WHEN we’re left in the dark during a power cut we no doubt rarely think about the team of people who work tirelessly to switch our lights back on.

In light of this, The Mail spent a day shadowing Electricity North West’s top electricians and engineers to find out what really goes on behind the scenes of the north’s leading power network.

Electricity North West is an electricity distribution network operator (DNO) responsible for powering more than 270,000 homes in Cumbria and five million homes across the North West.

This covers the diverse communities between the beautiful Lake District landscapes to the bustling city of Manchester and all the wonderful towns and villages located in-between.

The network owns and is responsible for the construction and maintenance of the network that distributes electricity throughout the region.
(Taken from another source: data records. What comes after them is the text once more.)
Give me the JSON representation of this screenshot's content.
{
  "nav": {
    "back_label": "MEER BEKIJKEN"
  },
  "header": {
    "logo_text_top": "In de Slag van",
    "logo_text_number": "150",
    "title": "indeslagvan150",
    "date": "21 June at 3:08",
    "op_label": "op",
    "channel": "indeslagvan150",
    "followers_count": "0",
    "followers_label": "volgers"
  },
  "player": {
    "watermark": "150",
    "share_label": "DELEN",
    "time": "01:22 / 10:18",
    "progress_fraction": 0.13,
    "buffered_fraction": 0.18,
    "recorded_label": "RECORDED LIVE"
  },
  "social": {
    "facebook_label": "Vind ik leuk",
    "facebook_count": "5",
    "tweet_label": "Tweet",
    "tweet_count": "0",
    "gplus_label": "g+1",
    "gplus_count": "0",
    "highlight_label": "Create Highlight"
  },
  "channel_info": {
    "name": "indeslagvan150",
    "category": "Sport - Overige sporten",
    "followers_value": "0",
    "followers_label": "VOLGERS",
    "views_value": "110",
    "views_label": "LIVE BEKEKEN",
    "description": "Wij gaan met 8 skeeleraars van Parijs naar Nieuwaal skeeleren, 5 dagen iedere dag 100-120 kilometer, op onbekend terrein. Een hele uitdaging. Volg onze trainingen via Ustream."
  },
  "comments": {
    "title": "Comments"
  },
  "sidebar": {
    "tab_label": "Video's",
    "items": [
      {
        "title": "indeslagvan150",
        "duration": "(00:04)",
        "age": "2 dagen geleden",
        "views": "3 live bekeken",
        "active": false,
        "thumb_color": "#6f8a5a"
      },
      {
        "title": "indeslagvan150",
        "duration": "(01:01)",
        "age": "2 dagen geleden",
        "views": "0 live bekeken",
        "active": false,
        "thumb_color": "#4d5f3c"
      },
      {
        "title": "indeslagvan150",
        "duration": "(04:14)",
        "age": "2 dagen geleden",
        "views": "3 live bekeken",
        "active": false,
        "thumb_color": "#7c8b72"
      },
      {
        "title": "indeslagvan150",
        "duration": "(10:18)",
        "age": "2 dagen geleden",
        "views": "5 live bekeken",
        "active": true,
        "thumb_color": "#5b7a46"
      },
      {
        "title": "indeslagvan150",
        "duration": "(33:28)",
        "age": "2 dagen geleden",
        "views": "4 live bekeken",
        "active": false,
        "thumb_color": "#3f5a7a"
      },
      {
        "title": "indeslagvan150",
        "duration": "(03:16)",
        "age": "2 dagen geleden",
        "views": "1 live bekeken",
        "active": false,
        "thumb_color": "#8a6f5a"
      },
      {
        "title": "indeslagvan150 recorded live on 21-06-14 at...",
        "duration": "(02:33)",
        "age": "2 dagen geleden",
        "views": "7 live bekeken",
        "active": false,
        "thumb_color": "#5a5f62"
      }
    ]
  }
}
This includes the inspection and maintenance of assets which include 13,000 km of overhead lines, 43,000 km of underground cables, and 38,000 transformers.

We were shown the ropes by operations manager, Jane Fleetwood, and Cumbria’s only female operational engineer, Carol Pascoe.

Alongside their dedicated team of electricians and engineers, Electricity NW also has an array of other job positions including tree surgeons, surveyors, designers, auditors and more.

Ms Fleetwood, who has worked for the company for more than 34 years, said building team relationships is the key to efficient problem-solving.

She said: “We build up a relationship with everyone working in the company.

“It’s very rare that we encounter issues but when we do we work as a team to try and find the most efficient way of resolving them.

“We are committed to doing the right thing and we put the community and their needs at the heart of everything we do.”

The team, which is made up of 22 people in its Barrow-based office, responds to a host of electrical issues ranging from electricity theft to storm preparation.

“There’s a huge amount of work involved when preparing for a storm,” Ms Fleetwood said.

“We receive an in-depth weather forecast everyday before starting work.

“If the area is flagged as green, it’s normal.

“If it’s amber or red, we’ve got to start thinking ahead about what to do for that area.

“Lightning is potentially very dangerous in terms of electric faults.

“The worst incident for me across 34 years was Storm Desmond in December 2015.

“The storm caused substantial flooding and a considerable number of homes were left without power.”

Cumbria’s only female operational engineer, Carol Pascoe, has seen a number of weather-related power issues across her 25 years.

However, she said the ‘hands-on’ work in a predominantly male-dominated industry is where she feels most at home.

“I’ve always worked with a lot of men,” she said.

“I worked at Vickers when I was 16 then did a course in electrical engineering where there was only two girls studying on the course out of 60 people.

“I’ve always wanted to do something hands on and practical.

“It’s completely normal to me now.”

Ms Pascoe responds to a range of electric-based issued throughout the day.

“Every morning we decide what to respond to first based on its priority and location,” she said.

“There’s always someone on standby, so we deal with issues throughout the night too.

“It’s a non-stop job which I still very much enjoy.”

Ms Fleetwood also praised the job role’s variability.

“It’s a really rewarding job role, hence why I’ve been here for 34 years,” she said.

“We operate like an emergency service in the sense we’re constantly on-the-go responding to issues, there isn’t really a break for us.

“We’re responsible for powering hundreds of thousands of homes so there’s a level of responsibility which comes with that.

“No day is ever the same which is what makes is so interesting.”

If you are interested in a career with Electricity North West, visit their website: www.enwl.co.uk/about-us/careers